More than 365,000 homes will need the fire department this year. But over two million homes will require termite treatment. Homeowners insurance will help recover losses from fires, storms, and earthquakes, but it is impossible to carry insurance against termite infestation.
Bugs Are Gone’s termite control specialists can provide protection from termite infestation.
Termites can be found in almost every state as well as Mexico and parts of Canada. They feed on wood and may also destroy paper products such as books, cardboard boxes and a variety of other items. Even buildings with steel framing and masonry walls are targets because of wooden door and window frames, cabinets and shelving within buildings. Populations can exceed one million insects. Worker termites are small and creamy-white in color. They are the most numerous and the cause of all the termite damage. A property owner seldom sees the worker termites, but in the spring or fall he may see swarming winged reproductives. This form of termite can easily be confused with a winged ant.
How Termites Enter Your Home
The most common termite, the subterranean, builds its nest in the ground. These termites may construct mud tubes which are used to explore for food and connect their underground nest to that food source. Termites can enter buildings through cracks, expansion joints, hollow bricks, or concrete blocks around plumbing. They can find their way into a structure through an opening as small as 1/32 of an inch. Any building, whether constructed with a slab, basement or crawl space foundation, can be a target for termite infestation.
Leave it to the Professionals
Detecting and controlling termites is a job for Bugs Are Gone professionals. A thorough inspection by our termite control specialist is the first and most important step in protecting your property. Our experienced eyes can locate the specific areas in your structure where a termite attack is likely to occur. Then Bugs Are Gone technicians will design a treatment plan for your house that will control any current infestation. For subterranean termites, treatment options for existing structures may include soil treatment, baiting systems, wood treatment, or a combination of these.
- Q: What is a soil treatment?
- Q: Will the wood in my home be treated?
- Q: Will there be an odor?
- Q: Are the products used dangerous to my health?
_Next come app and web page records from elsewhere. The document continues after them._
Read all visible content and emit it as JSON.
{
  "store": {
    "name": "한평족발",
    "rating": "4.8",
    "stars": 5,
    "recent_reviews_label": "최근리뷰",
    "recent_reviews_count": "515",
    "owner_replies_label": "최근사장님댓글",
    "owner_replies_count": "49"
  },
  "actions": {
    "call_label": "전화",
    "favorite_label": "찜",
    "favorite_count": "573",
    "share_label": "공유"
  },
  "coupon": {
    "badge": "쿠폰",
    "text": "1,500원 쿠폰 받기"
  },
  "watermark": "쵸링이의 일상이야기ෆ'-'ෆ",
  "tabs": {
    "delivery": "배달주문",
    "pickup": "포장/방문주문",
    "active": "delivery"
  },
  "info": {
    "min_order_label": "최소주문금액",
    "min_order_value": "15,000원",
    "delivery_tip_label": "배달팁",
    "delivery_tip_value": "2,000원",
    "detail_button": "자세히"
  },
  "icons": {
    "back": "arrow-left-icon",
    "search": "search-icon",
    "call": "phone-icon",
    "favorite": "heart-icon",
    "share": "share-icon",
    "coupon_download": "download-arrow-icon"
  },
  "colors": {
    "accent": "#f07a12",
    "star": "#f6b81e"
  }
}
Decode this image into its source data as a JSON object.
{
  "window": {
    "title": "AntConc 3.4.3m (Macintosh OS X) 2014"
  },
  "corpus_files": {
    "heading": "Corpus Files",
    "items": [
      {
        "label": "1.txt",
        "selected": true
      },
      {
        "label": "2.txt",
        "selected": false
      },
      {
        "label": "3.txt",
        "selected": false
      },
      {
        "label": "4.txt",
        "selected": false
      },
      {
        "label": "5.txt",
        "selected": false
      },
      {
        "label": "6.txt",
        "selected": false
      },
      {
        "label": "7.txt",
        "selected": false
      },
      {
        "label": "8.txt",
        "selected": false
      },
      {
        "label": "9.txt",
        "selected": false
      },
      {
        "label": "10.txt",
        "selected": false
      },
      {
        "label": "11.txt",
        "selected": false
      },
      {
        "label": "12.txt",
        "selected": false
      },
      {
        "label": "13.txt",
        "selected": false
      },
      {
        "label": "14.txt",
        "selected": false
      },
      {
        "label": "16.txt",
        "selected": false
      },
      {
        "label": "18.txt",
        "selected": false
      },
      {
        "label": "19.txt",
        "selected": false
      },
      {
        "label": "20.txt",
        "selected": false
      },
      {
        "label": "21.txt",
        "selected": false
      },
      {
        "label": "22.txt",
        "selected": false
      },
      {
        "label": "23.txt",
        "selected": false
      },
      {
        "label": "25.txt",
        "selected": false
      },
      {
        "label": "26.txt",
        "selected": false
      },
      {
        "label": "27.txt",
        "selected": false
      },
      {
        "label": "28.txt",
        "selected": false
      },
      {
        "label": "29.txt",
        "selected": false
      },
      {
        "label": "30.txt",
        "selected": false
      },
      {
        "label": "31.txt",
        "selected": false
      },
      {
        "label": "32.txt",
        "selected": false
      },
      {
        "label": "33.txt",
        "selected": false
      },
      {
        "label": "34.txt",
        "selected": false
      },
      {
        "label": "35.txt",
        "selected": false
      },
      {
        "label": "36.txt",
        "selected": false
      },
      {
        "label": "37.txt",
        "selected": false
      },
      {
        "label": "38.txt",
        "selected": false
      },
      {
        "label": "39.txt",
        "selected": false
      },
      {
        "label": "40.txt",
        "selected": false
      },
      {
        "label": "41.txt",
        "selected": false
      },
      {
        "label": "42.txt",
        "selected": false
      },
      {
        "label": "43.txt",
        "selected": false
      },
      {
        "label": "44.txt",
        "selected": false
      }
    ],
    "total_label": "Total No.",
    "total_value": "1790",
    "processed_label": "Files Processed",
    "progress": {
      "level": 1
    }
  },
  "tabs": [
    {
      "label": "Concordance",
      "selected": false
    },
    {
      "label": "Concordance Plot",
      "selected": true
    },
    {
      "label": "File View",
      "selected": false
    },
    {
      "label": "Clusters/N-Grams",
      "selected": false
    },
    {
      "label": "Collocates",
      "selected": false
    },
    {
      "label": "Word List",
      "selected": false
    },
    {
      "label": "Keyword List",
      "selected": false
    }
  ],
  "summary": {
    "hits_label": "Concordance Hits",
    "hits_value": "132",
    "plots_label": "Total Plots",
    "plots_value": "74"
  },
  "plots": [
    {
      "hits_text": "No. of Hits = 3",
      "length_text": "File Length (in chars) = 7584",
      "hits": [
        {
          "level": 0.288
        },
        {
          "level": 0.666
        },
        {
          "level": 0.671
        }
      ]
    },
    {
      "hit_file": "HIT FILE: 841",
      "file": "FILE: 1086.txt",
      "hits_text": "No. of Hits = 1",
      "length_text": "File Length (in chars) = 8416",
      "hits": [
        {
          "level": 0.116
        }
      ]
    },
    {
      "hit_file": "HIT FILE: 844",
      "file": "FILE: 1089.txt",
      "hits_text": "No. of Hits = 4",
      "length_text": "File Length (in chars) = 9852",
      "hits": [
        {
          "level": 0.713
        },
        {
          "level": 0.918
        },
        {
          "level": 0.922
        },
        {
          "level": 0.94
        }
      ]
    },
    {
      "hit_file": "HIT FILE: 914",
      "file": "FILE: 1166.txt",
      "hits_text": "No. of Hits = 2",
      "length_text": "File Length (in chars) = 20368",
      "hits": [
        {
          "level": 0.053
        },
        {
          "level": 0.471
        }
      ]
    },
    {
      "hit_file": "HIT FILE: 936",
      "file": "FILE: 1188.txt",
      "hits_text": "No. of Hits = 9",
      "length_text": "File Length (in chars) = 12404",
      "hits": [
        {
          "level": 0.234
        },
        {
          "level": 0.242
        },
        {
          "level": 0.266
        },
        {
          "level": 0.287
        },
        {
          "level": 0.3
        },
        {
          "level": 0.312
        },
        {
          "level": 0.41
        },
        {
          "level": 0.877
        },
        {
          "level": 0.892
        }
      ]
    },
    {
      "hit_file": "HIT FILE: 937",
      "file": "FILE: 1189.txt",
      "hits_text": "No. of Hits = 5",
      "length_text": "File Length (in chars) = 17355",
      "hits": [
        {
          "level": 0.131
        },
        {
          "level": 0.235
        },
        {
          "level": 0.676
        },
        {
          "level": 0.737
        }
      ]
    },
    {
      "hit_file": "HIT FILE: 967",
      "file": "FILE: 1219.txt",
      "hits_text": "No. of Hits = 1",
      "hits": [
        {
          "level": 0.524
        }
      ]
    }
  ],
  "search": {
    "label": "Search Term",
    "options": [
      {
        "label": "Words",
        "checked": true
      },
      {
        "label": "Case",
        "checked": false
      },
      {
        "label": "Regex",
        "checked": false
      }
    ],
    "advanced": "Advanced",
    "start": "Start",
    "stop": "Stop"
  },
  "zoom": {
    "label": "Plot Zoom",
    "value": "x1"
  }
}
- A: Studies show that when termiticides are applied according to label directions, no adverse health effects occur to occupants of the treated building or to persons applying the product.